Mr. Foot

I wish to ask the Prime Minister two questions on her apparently quite unqualified acceptance of President Reagan's interpretation of the zero option proposal. First, why does she think that it is right to exclude sea-based missiles but to include land-based or air-based missiles in the negotiations? Does she not agree that to include both would be a better way of proceeding with the negotiations? Secondly, will she take into account that one of the reasons why so many British people, including the women at Greenham Common, who are opposing it for that reason among others, are so bitterly opposed to the deployment of cruise missiles is that such deployment would make well-nigh impossible any future arms control agreement? What does the right hon. Lady have to say on that subject?

The Prime Minister

This round is about land-based intermediate range nuclear missiles. There are arrangements for different classes of missiles to be dealt with separately. These are land-based—the SS20, cruise and Pershing. They are all land-based. It is right that they should be dealt with separately——

Mr. Cryer


The Prime Minister

Because there are other arrangements at Geneva for dealing with sea-based [column 463]missiles. I think it best that this is negotiated at Geneva. It is right that we try to deal with land-based intermediate range missiles. Zero is absolutely the best possible answer. Let us never forget that. The reason why it cannot be obtained is the Soviet Union. In the absence of being able to remove SS20s altogether, it is right that we should seek to deploy a smaller number. Provided the Soviet Union reduces the number of SS20s, fewer cruise and Pershings would need to be deployed. That is a reasonable arrangement. I hope that the negotiations at Geneva will succeed.

Mr. Foot

Will the right hon. Lady answer my second question? Does she agree that the deployment of cruise missiles—[Interruption.] It is all very well for right hon. and hon. Gentlemen on the Conservative Benches to interrupt, but that was the NATO view in June 1979. NATO took the view then that the deployment of cruise missiles would make future arms control arrangements impossible. With regard to my first question, is the right hon. Lady saying that the possibility of including sea-based and other missiles is to be excluded from the Geneva negotiations?
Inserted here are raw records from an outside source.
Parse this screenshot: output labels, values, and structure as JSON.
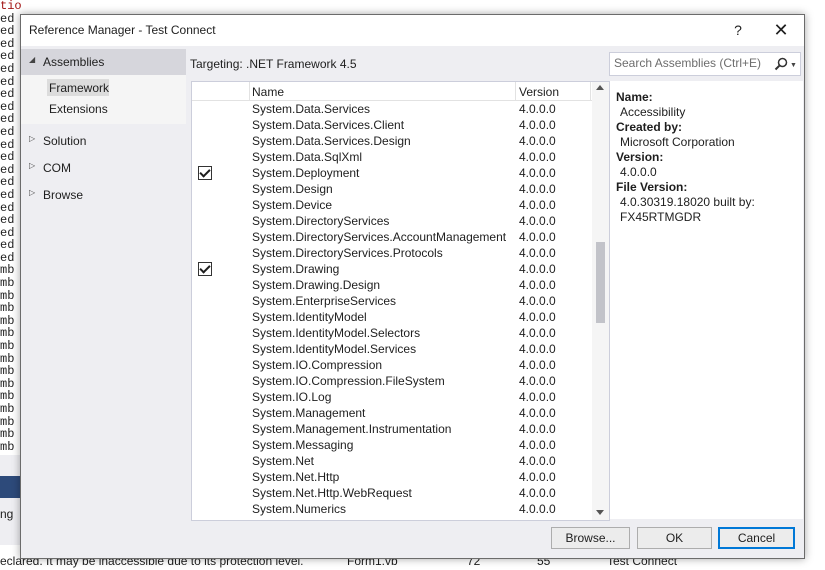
{
  "background": {
    "code_fragments": [
      "tion\"",
      "ed",
      "ed",
      "ed",
      "ed",
      "ed",
      "ed",
      "ed",
      "ed",
      "ed",
      "ed",
      "ed",
      "ed",
      "ed",
      "ed",
      "ed",
      "ed",
      "ed",
      "ed",
      "ed",
      "ed",
      "mb",
      "mb",
      "mb",
      "mb",
      "mb",
      "mb",
      "mb",
      "mb",
      "mb",
      "mb",
      "mb",
      "mb",
      "mb",
      "mb",
      "mb"
    ],
    "tab_text": "ng",
    "error_row": {
      "description": "eclared. It may be inaccessible due to its protection level.",
      "file": "Form1.vb",
      "line": "72",
      "column": "55",
      "project": "Test Connect"
    }
  },
  "dialog": {
    "title": "Reference Manager - Test Connect",
    "help_label": "?",
    "close_label": "✕"
  },
  "nav": {
    "assemblies": "Assemblies",
    "framework": "Framework",
    "extensions": "Extensions",
    "solution": "Solution",
    "com": "COM",
    "browse": "Browse"
  },
  "targeting": "Targeting: .NET Framework 4.5",
  "search": {
    "placeholder": "Search Assemblies (Ctrl+E)"
  },
  "grid": {
    "columns": {
      "name": "Name",
      "version": "Version"
    },
    "rows": [
      {
        "name": "System.Data.Services",
        "version": "4.0.0.0",
        "checked": false
      },
      {
        "name": "System.Data.Services.Client",
        "version": "4.0.0.0",
        "checked": false
      },
      {
        "name": "System.Data.Services.Design",
        "version": "4.0.0.0",
        "checked": false
      },
      {
        "name": "System.Data.SqlXml",
        "version": "4.0.0.0",
        "checked": false
      },
      {
        "name": "System.Deployment",
        "version": "4.0.0.0",
        "checked": true
      },
      {
        "name": "System.Design",
        "version": "4.0.0.0",
        "checked": false
      },
      {
        "name": "System.Device",
        "version": "4.0.0.0",
        "checked": false
      },
      {
        "name": "System.DirectoryServices",
        "version": "4.0.0.0",
        "checked": false
      },
      {
        "name": "System.DirectoryServices.AccountManagement",
        "version": "4.0.0.0",
        "checked": false
      },
      {
        "name": "System.DirectoryServices.Protocols",
        "version": "4.0.0.0",
        "checked": false
      },
      {
        "name": "System.Drawing",
        "version": "4.0.0.0",
        "checked": true
      },
      {
        "name": "System.Drawing.Design",
        "version": "4.0.0.0",
        "checked": false
      },
      {
        "name": "System.EnterpriseServices",
        "version": "4.0.0.0",
        "checked": false
      },
      {
        "name": "System.IdentityModel",
        "version": "4.0.0.0",
        "checked": false
      },
      {
        "name": "System.IdentityModel.Selectors",
        "version": "4.0.0.0",
        "checked": false
      },
      {
        "name": "System.IdentityModel.Services",
        "version": "4.0.0.0",
        "checked": false
      },
      {
        "name": "System.IO.Compression",
        "version": "4.0.0.0",
        "checked": false
      },
      {
        "name": "System.IO.Compression.FileSystem",
        "version": "4.0.0.0",
        "checked": false
      },
      {
        "name": "System.IO.Log",
        "version": "4.0.0.0",
        "checked": false
      },
      {
        "name": "System.Management",
        "version": "4.0.0.0",
        "checked": false
      },
      {
        "name": "System.Management.Instrumentation",
        "version": "4.0.0.0",
        "checked": false
      },
      {
        "name": "System.Messaging",
        "version": "4.0.0.0",
        "checked": false
      },
      {
        "name": "System.Net",
        "version": "4.0.0.0",
        "checked": false
      },
      {
        "name": "System.Net.Http",
        "version": "4.0.0.0",
        "checked": false
      },
      {
        "name": "System.Net.Http.WebRequest",
        "version": "4.0.0.0",
        "checked": false
      },
      {
        "name": "System.Numerics",
        "version": "4.0.0.0",
        "checked": false
      }
    ]
  },
  "details": {
    "name_label": "Name:",
    "name_value": "Accessibility",
    "created_by_label": "Created by:",
    "created_by_value": "Microsoft Corporation",
    "version_label": "Version:",
    "version_value": "4.0.0.0",
    "file_version_label": "File Version:",
    "file_version_line1": "4.0.30319.18020 built by:",
    "file_version_line2": "FX45RTMGDR"
  },
  "footer": {
    "browse": "Browse...",
    "ok": "OK",
    "cancel": "Cancel"
  }
}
That is tantamount to saying that it is pretty well impossible to reach an agreement.

The Prime Minister

First, the right hon. Gentleman is aware that the Government of whom he was a member agreed to the modernisation of intermediate nuclear weapons. At that time weapons such as cruise and Pershing were discussed. They were in favour of modernisation. The decision in NATO was taken in December 1979 and was taken on the basis that there must [column 464]be balance and verification. The zero option was a special case of that balance. I did not hear the right hon. Gentleman complain about the actual deployment of SS20s. The SS20s are actually deployed. The Soviet tactic is to try to keep that deployment while we do not modernise our nuclear weapons. The only way to get the Soviets to the negotiating table is to say that if they will not take them down we shall deploy ours, but only as many as we need to—which depends on how many of theirs they take down.

Mr. Foot
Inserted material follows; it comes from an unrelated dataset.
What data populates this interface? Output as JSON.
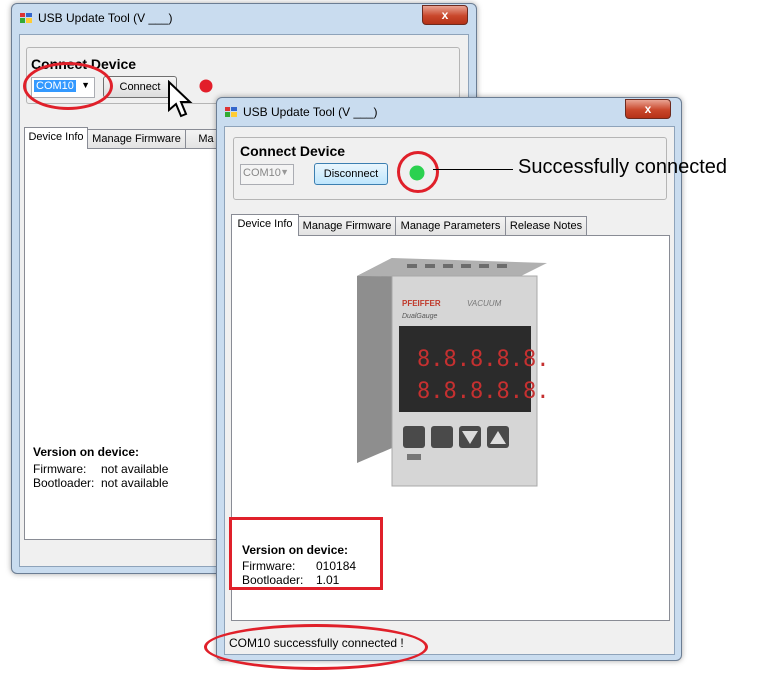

We shall debate these matters in the House soon and the right hon. Lady's answers make it all the more necessary that we should. First, it is absolutely untrue that the Opposition did not protest about the SS20s. We did protest and we did it in Moscow as well. We also understood, as anyone who tries to understand these matters must, that sea-based theatre weapons should be included in the discussions. It is most noticeable that the right hon. Lady did not even attempt to answer my question about how cruise missiles would make future arms control impossible. That was NATO's view in June 1979 and I dare say that it is still true.

The Prime Minister

There are separate negotiations for strategic missiles. As the right hon. Gentleman should know, the President of the United States made proposals for substantial reductions in strategic missiles. The Russians have not come very far in agreeing to that at Geneva, either. Those proposals remain on the table. If the right hon. Gentleman is against deployment of the SS20s, why does he not protest and ask for them to be taken down?